What our house did have though, was a warm hug for us from the moment we walked through that front door.  Like that great philosopher from The Castle, Darryl Kerrigan always said, it was about “the vibe”.

And it was a vibe we felt once again in spades yesterday when we knocked on that big old front door and returned as visitors for the first time in 21 years. You see, we never did quite stay forever.  And we never did quite do all those renovations we dreamt of.  But as we discovered yesterday, the new owners did.

And bright and beautiful as those changes were, all the bones of the home we loved so much were all still there. The memories too: from the tyre that used to hang in the gnarly old camphor laurel tree in the backyard, sleepless nights spent with newborns, tooth fairies, scraped knees, Easter egg hunts, birthday parties and fairy bread...they all came flooding back.
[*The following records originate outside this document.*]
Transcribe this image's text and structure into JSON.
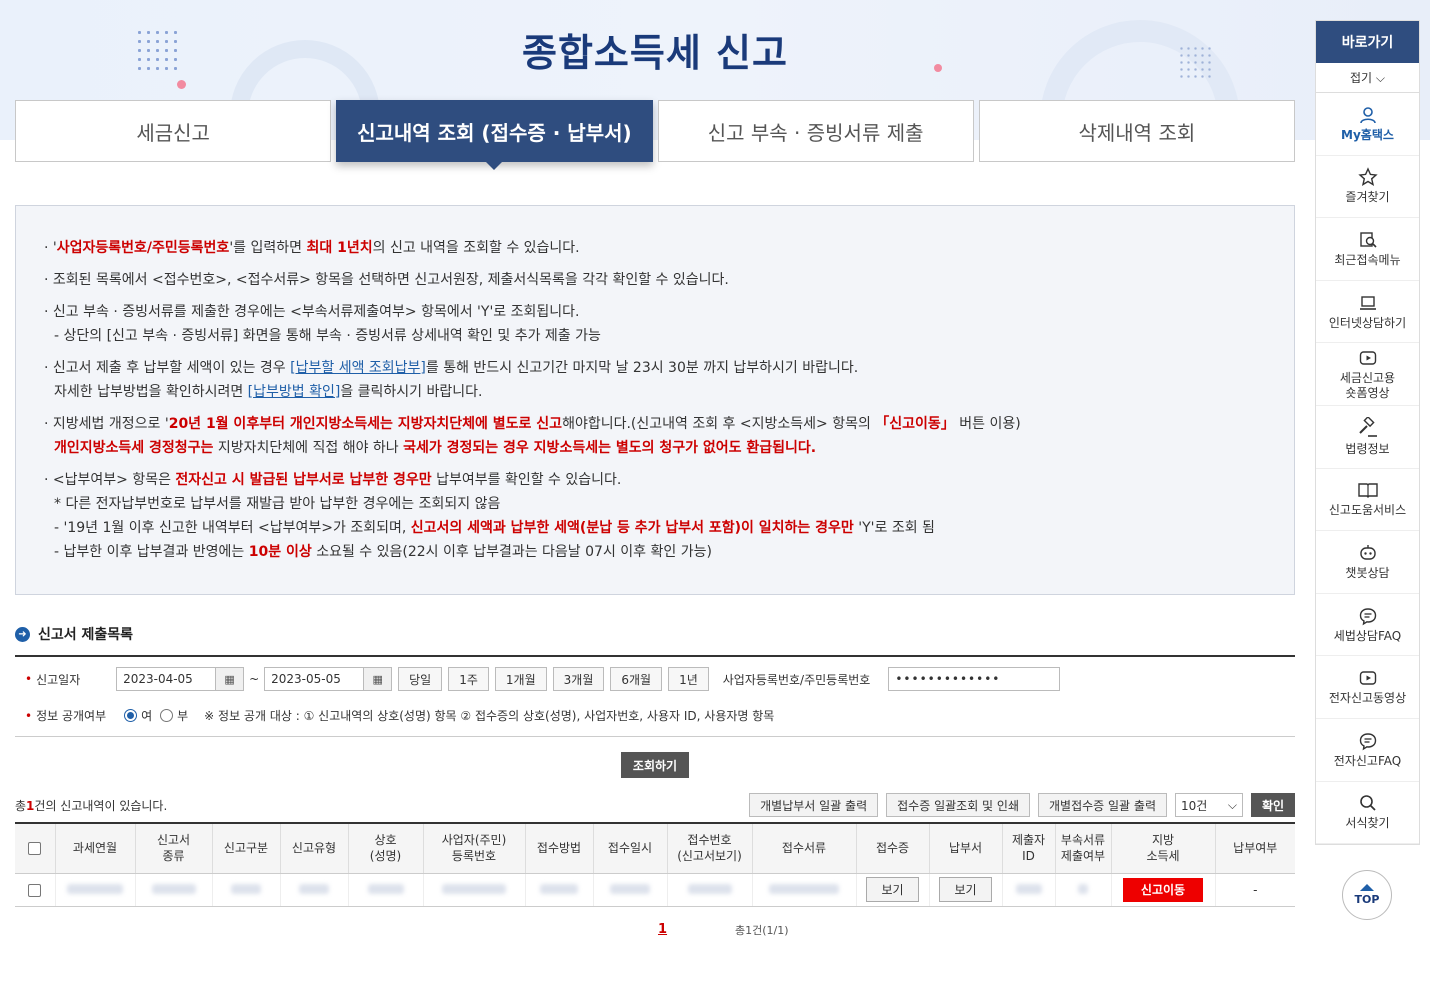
{
  "page_title": "종합소득세 신고",
  "tabs": [
    {
      "label": "세금신고",
      "active": false
    },
    {
      "label": "신고내역 조회 (접수증 · 납부서)",
      "active": true
    },
    {
      "label": "신고 부속 · 증빙서류 제출",
      "active": false
    },
    {
      "label": "삭제내역 조회",
      "active": false
    }
  ],
  "notice": {
    "l1a": "· '",
    "l1b": "사업자등록번호/주민등록번호",
    "l1c": "'를 입력하면 ",
    "l1d": "최대 1년치",
    "l1e": "의 신고 내역을 조회할 수 있습니다.",
    "l2": "· 조회된 목록에서 <접수번호>, <접수서류> 항목을 선택하면 신고서원장, 제출서식목록을 각각 확인할 수 있습니다.",
    "l3": "· 신고 부속 · 증빙서류를 제출한 경우에는 <부속서류제출여부> 항목에서 'Y'로 조회됩니다.",
    "l3s": "- 상단의 [신고 부속 · 증빙서류] 화면을 통해 부속 · 증빙서류 상세내역 확인 및 추가 제출 가능",
    "l4a": "· 신고서 제출 후 납부할 세액이 있는 경우 ",
    "l4b": "[납부할 세액 조회납부]",
    "l4c": "를 통해 반드시 신고기간 마지막 날 23시 30분 까지 납부하시기 바랍니다.",
    "l4sa": "자세한 납부방법을 확인하시려면 ",
    "l4sb": "[납부방법 확인]",
    "l4sc": "을 클릭하시기 바랍니다.",
    "l5a": "· 지방세법 개정으로 '",
    "l5b": "20년 1월 이후부터 개인지방소득세는 지방자치단체에 별도로 신고",
    "l5c": "해야합니다.(신고내역 조회 후 <지방소득세> 항목의 ",
    "l5d": "「신고이동」",
    "l5e": " 버튼 이용)",
    "l5sa": "개인지방소득세 경정청구는",
    "l5sb": " 지방자치단체에 직접 해야 하나 ",
    "l5sc": "국세가 경정되는 경우 지방소득세는 별도의 청구가 없어도 환급됩니다.",
    "l6a": "· <납부여부> 항목은 ",
    "l6b": "전자신고 시 발급된 납부서로 납부한 경우만",
    "l6c": " 납부여부를 확인할 수 있습니다.",
    "l6s1": " * 다른 전자납부번호로 납부서를 재발급 받아 납부한 경우에는 조회되지 않음",
    "l6s2a": "- '19년 1월 이후 신고한 내역부터 <납부여부>가 조회되며, ",
    "l6s2b": "신고서의 세액과 납부한 세액(분납 등 추가 납부서 포함)이 일치하는 경우만",
    "l6s2c": " 'Y'로 조회 됨",
    "l6s3a": "- 납부한 이후 납부결과 반영에는 ",
    "l6s3b": "10분 이상",
    "l6s3c": " 소요될 수 있음(22시 이후 납부결과는 다음날 07시 이후 확인 가능)"
  },
  "section_title": "신고서 제출목록",
  "search": {
    "date_label": "신고일자",
    "date_from": "2023-04-05",
    "date_to": "2023-05-05",
    "cal_icon": "▦",
    "tilde": "~",
    "periods": [
      "당일",
      "1주",
      "1개월",
      "3개월",
      "6개월",
      "1년"
    ],
    "id_label": "사업자등록번호/주민등록번호",
    "id_value": "•••••••••••••",
    "disclosure_label": "정보 공개여부",
    "yes": "여",
    "no": "부",
    "disclosure_info": "※ 정보 공개 대상 : ① 신고내역의 상호(성명) 항목 ② 접수증의 상호(성명), 사업자번호, 사용자 ID, 사용자명 항목"
  },
  "query_button": "조회하기",
  "total": {
    "prefix": "총",
    "count": "1",
    "suffix": "건의 신고내역이 있습니다."
  },
  "actions": [
    "개별납부서 일괄 출력",
    "접수증 일괄조회 및 인쇄",
    "개별접수증 일괄 출력"
  ],
  "page_size": "10건",
  "confirm_button": "확인",
  "table": {
    "headers": [
      "과세연월",
      "신고서\n종류",
      "신고구분",
      "신고유형",
      "상호\n(성명)",
      "사업자(주민)\n등록번호",
      "접수방법",
      "접수일시",
      "접수번호\n(신고서보기)",
      "접수서류",
      "접수증",
      "납부서",
      "제출자\nID",
      "부속서류\n제출여부",
      "지방\n소득세",
      "납부여부"
    ],
    "row": {
      "view1": "보기",
      "view2": "보기",
      "move": "신고이동",
      "paid": "-"
    }
  },
  "pagination": {
    "current": "1",
    "info": "총1건(1/1)"
  },
  "quick_nav": {
    "title": "바로가기",
    "fold": "접기 ⌵",
    "items": [
      "My홈택스",
      "즐겨찾기",
      "최근접속메뉴",
      "인터넷상담하기",
      "세금신고용\n숏폼영상",
      "법령정보",
      "신고도움서비스",
      "챗봇상담",
      "세법상담FAQ",
      "전자신고동영상",
      "전자신고FAQ",
      "서식찾기"
    ]
  },
  "top_button": "TOP"
}
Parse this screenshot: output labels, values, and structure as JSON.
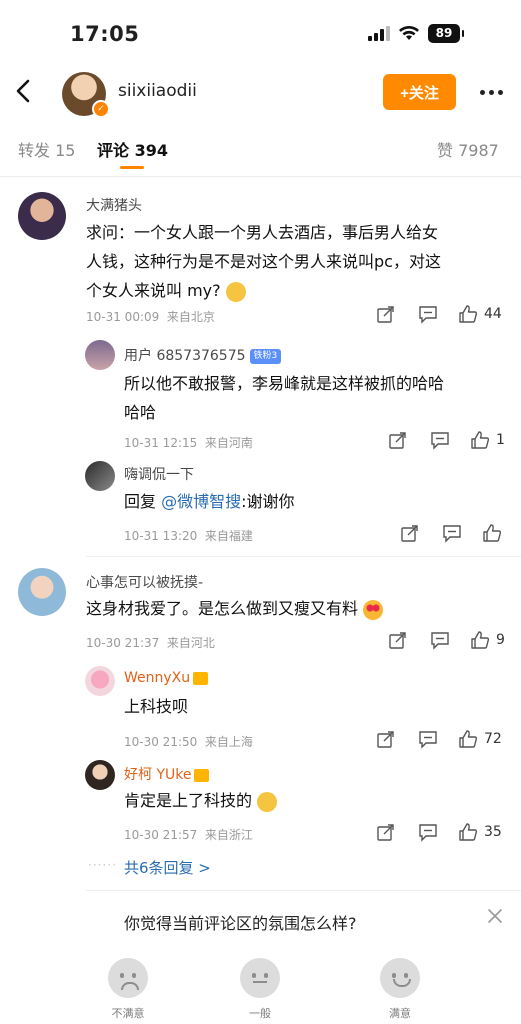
{
  "status_bar": {
    "time": "17:05",
    "battery": "89"
  },
  "header": {
    "username": "siixiiaodii",
    "follow_label": "+关注"
  },
  "tabs": {
    "repost": "转发 15",
    "comments": "评论 394",
    "likes": "赞 7987"
  },
  "comments": [
    {
      "user": "大满猪头",
      "text_line1": "求问：一个女人跟一个男人去酒店，事后男人给女",
      "text_line2": "人钱，这种行为是不是对这个男人来说叫pc，对这",
      "text_line3": "个女人来说叫 my?",
      "time": "10-31 00:09",
      "location": "来自北京",
      "likes": "44",
      "replies": [
        {
          "user": "用户 6857376575",
          "badge": "铁粉3",
          "text_line1": "所以他不敢报警，李易峰就是这样被抓的哈哈",
          "text_line2": "哈哈",
          "time": "10-31 12:15",
          "location": "来自河南",
          "likes": "1"
        },
        {
          "user": "嗨调侃一下",
          "reply_prefix": "回复",
          "reply_to": "@微博智搜",
          "text": ":谢谢你",
          "time": "10-31 13:20",
          "location": "来自福建"
        }
      ]
    },
    {
      "user": "心事怎可以被抚摸-",
      "text": "这身材我爱了。是怎么做到又瘦又有料",
      "time": "10-30 21:37",
      "location": "来自河北",
      "likes": "9",
      "replies": [
        {
          "user": "WennyXu",
          "text": "上科技呗",
          "time": "10-30 21:50",
          "location": "来自上海",
          "likes": "72"
        },
        {
          "user": "好柯 YUke",
          "text": "肯定是上了科技的",
          "time": "10-30 21:57",
          "location": "来自浙江",
          "likes": "35"
        }
      ],
      "more_replies": "共6条回复 >"
    }
  ],
  "survey": {
    "question": "你觉得当前评论区的氛围怎么样?",
    "options": [
      "不满意",
      "一般",
      "满意"
    ]
  },
  "colors": {
    "accent": "#ff8200",
    "link": "#2a6db2"
  },
  "icons": [
    "back-icon",
    "more-icon",
    "share-icon",
    "comment-icon",
    "like-icon",
    "close-icon"
  ]
}
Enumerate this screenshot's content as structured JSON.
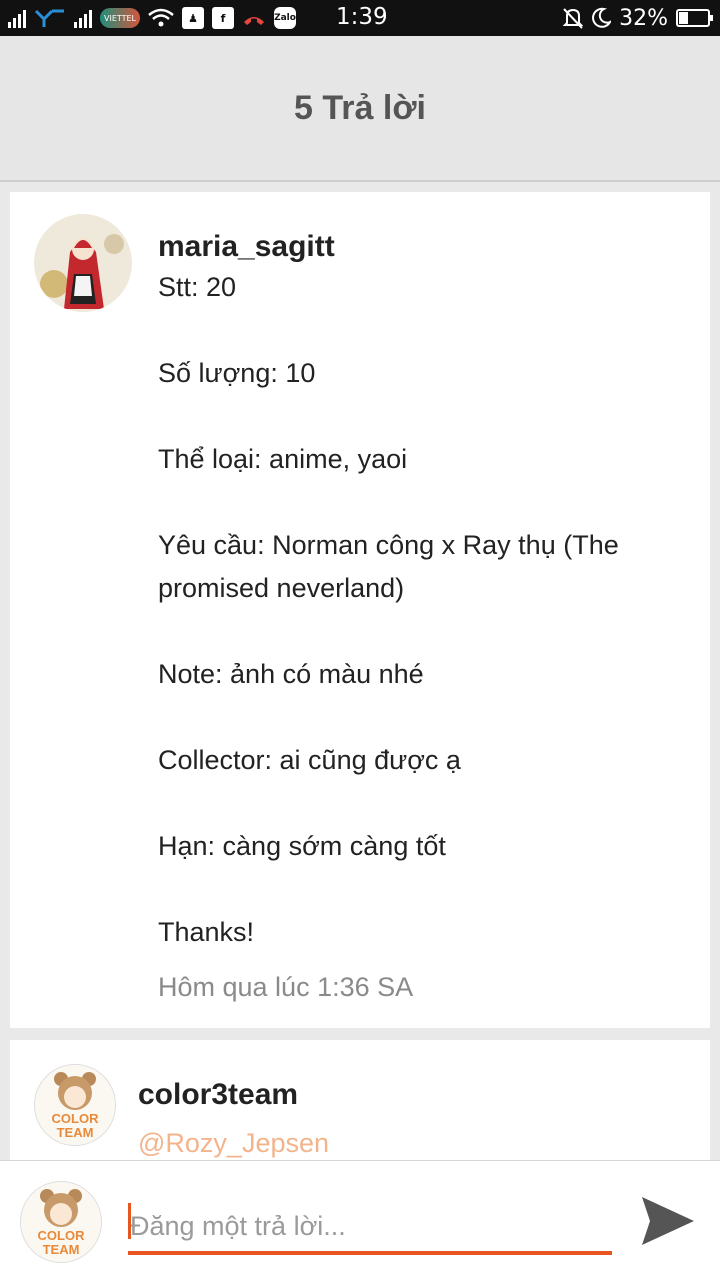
{
  "status_bar": {
    "time": "1:39",
    "battery": "32%",
    "battery_level": 0.32,
    "app_icons": [
      "signal-icon",
      "network-icon",
      "signal-icon",
      "carrier-icon",
      "wifi-icon",
      "notification-icon",
      "facebook-icon",
      "missed-call-icon",
      "zalo-icon"
    ],
    "carrier_text": "VIETTEL",
    "zalo_text": "Zalo",
    "fb_text": "f"
  },
  "header": {
    "title": "5 Trả lời"
  },
  "replies": [
    {
      "username": "maria_sagitt",
      "lines": [
        "Stt: 20",
        "Số lượng: 10",
        "Thể loại: anime, yaoi",
        "Yêu cầu: Norman công x Ray thụ (The promised neverland)",
        "Note: ảnh có màu nhé",
        "Collector: ai cũng được ạ",
        "Hạn: càng sớm càng tốt",
        "Thanks!"
      ],
      "timestamp": "Hôm qua lúc 1:36 SA"
    },
    {
      "username": "color3team",
      "mention": "@Rozy_Jepsen",
      "avatar_text_1": "COLOR",
      "avatar_text_2": "TEAM"
    }
  ],
  "composer": {
    "placeholder": "Đăng một trả lời...",
    "avatar_text_1": "COLOR",
    "avatar_text_2": "TEAM"
  },
  "colors": {
    "accent": "#e8561f",
    "mention": "#f3b48c",
    "header_bg": "#e6e6e6"
  }
}
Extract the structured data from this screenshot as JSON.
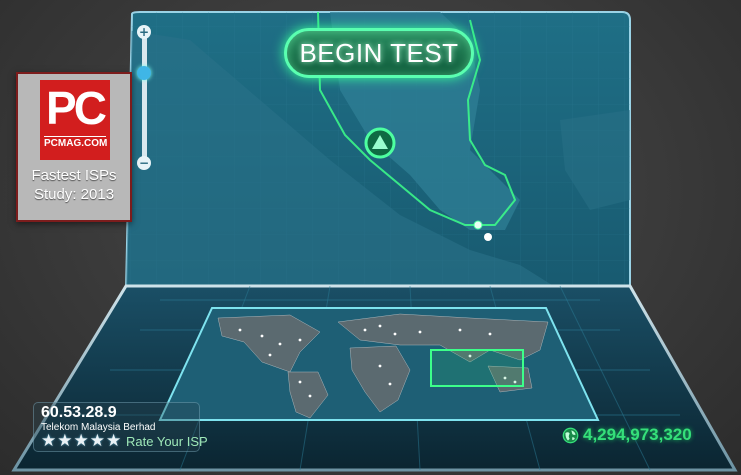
{
  "badge": {
    "logo_text": "PC",
    "site": "PCMAG.COM",
    "caption_line1": "Fastest ISPs",
    "caption_line2": "Study: 2013"
  },
  "test_button": {
    "label": "BEGIN TEST"
  },
  "connection": {
    "ip": "60.53.28.9",
    "isp": "Telekom Malaysia Berhad",
    "rating_stars": 5,
    "rate_link": "Rate Your ISP"
  },
  "servers": {
    "count": "4,294,973,320"
  },
  "icons": {
    "zoom_in": "plus-icon",
    "zoom_out": "minus-icon",
    "server_pin": "triangle-marker-icon",
    "globe": "globe-icon",
    "star": "star-icon"
  },
  "colors": {
    "accent_green": "#35e07a",
    "map_cyan": "#3fb6e6",
    "badge_red": "#d21e1e"
  }
}
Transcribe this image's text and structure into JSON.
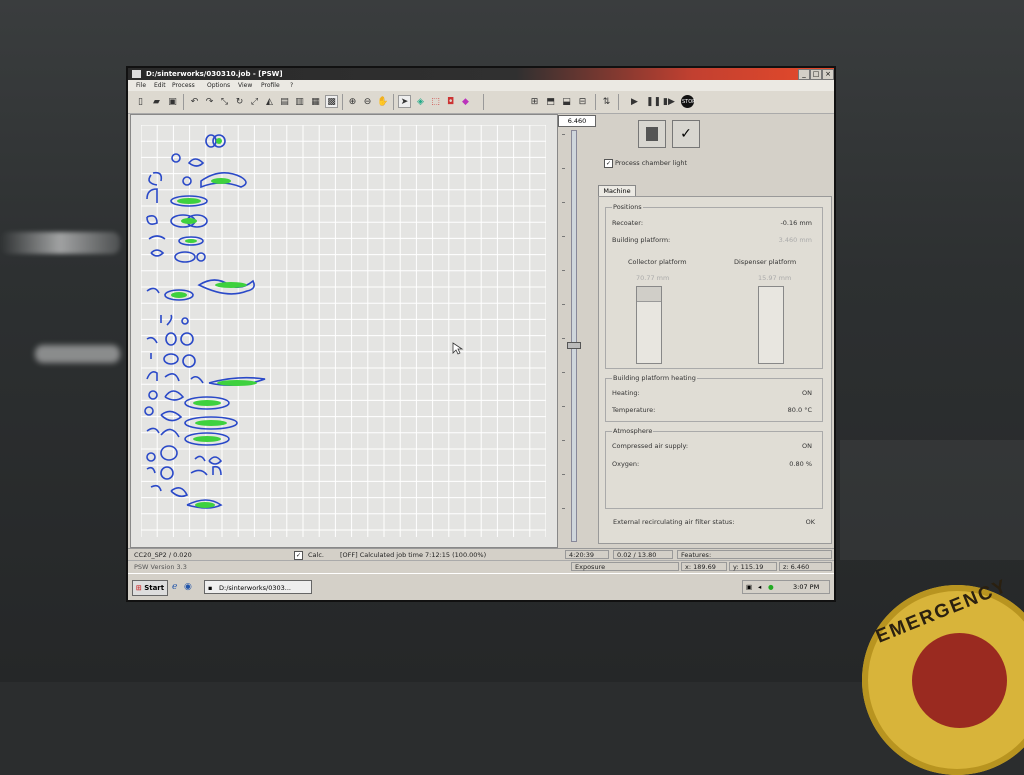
{
  "window": {
    "title": "D:/sinterworks/030310.job - [PSW]",
    "controls": [
      "_",
      "□",
      "×"
    ]
  },
  "menu": [
    "File",
    "Edit",
    "Process",
    "Options",
    "View",
    "Profile",
    "?"
  ],
  "layer": {
    "value": "6.460"
  },
  "right_panel": {
    "process_chamber_light_label": "Process chamber light",
    "process_chamber_light_checked": true,
    "tab": "Machine",
    "positions": {
      "title": "Positions",
      "recoater_label": "Recoater:",
      "recoater_value": "-0.16 mm",
      "building_platform_label": "Building platform:",
      "building_platform_value": "3.460 mm",
      "collector_label": "Collector platform",
      "collector_value": "70.77 mm",
      "dispenser_label": "Dispenser platform",
      "dispenser_value": "15.97 mm"
    },
    "heating": {
      "title": "Building platform heating",
      "heating_label": "Heating:",
      "heating_value": "ON",
      "temperature_label": "Temperature:",
      "temperature_value": "80.0 °C"
    },
    "atmosphere": {
      "title": "Atmosphere",
      "air_label": "Compressed air supply:",
      "air_value": "ON",
      "oxygen_label": "Oxygen:",
      "oxygen_value": "0.80 %"
    },
    "filter_label": "External recirculating air filter status:",
    "filter_value": "OK"
  },
  "status": {
    "profile": "CC20_SP2 / 0.020",
    "calc_label": "Calc.",
    "calc_checked": true,
    "calc_text": "[OFF]  Calculated job time 7:12:15  (100.00%)",
    "time": "4:20:39",
    "layer_info": "0.02 / 13.80",
    "features": "Features:",
    "version": "PSW Version 3.3",
    "exposure": "Exposure",
    "x": "x: 189.69",
    "y": "y: 115.19",
    "z": "z: 6.460"
  },
  "taskbar": {
    "start": "Start",
    "task": "D:/sinterworks/0303...",
    "clock": "3:07 PM"
  },
  "physical": {
    "emergency_label": "EMERGENCY"
  },
  "colors": {
    "part_outline": "#2a49c8",
    "part_fill": "#3ed13e",
    "grid_line": "#ffffff",
    "title_right": "#e84a2a"
  }
}
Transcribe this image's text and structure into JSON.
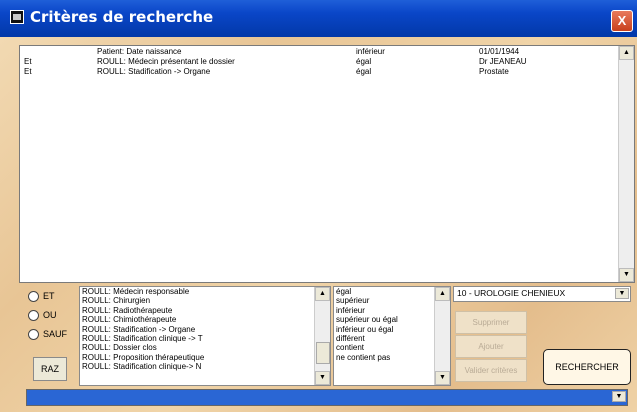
{
  "window": {
    "title": "Critères de recherche",
    "close_label": "X"
  },
  "criteria": [
    {
      "op": "",
      "field": "Patient: Date naissance",
      "comparator": "inférieur",
      "value": "01/01/1944"
    },
    {
      "op": "Et",
      "field": "ROULL: Médecin présentant le dossier",
      "comparator": "égal",
      "value": "Dr JEANEAU"
    },
    {
      "op": "Et",
      "field": "ROULL: Stadification -> Organe",
      "comparator": "égal",
      "value": "Prostate"
    }
  ],
  "logic": {
    "et": "ET",
    "ou": "OU",
    "sauf": "SAUF",
    "raz": "RAZ"
  },
  "fields": [
    "ROULL: Médecin responsable",
    "ROULL: Chirurgien",
    "ROULL: Radiothérapeute",
    "ROULL: Chimiothérapeute",
    "ROULL: Stadification -> Organe",
    "ROULL: Stadification clinique -> T",
    "ROULL: Dossier clos",
    "ROULL: Proposition thérapeutique",
    "ROULL: Stadification clinique-> N"
  ],
  "comparators": [
    "égal",
    "supérieur",
    "inférieur",
    "supérieur ou égal",
    "inférieur ou égal",
    "différent",
    "contient",
    "ne contient pas"
  ],
  "value_select": "10 - UROLOGIE CHENIEUX",
  "buttons": {
    "supprimer": "Supprimer",
    "ajouter": "Ajouter",
    "valider": "Valider critères",
    "rechercher": "RECHERCHER"
  },
  "icons": {
    "arrow_up": "▲",
    "arrow_down": "▼"
  }
}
Lisa at the kitchen window with her late mother Beryl and her three children. Photo: Supplied

It was the house where two of our kids were conceived, the one we brought all of them home from hospital to, and where my late mum would patiently rock them in their prams on the front verandah, singing lullabies while they waited for the lights of my car to come up the hill as I raced home from work.

And even though we only spent five years there, we were dug in deep.  So in a strange way we somehow felt, as we walked back down that hallway that held so many sweet, sweet memories yesterday, that we were coming back home.

Lisa with baby number three, daughter Billi. Bath time in the kitchen sink at the old house. Photo: Supplied

But we weren’t.

And those nice people who have owned it for the last 21 years, are now moving on themselves.

In six weeks or so, I suppose, there will be another family – likely with young kids – moving in, and making happy memories of their own, and I wish them well. Even thirty or forty years from now though, for my family, that place will still feel like our home.

Lisa and Pete outside their first home, 21 years after they closed the door and said goodbye. Photo: Supplied

No, that won’t be on the title deed, or the rental agreement, but the place where you first walked, talked, fell over and picked yourself up again – or saw the same in your precious children – gives you a kind of spiritual ownership that the property laws can’t even get close to.

We love that home, in the present tense, not the past. We always will. Homes. They just . . . get to you.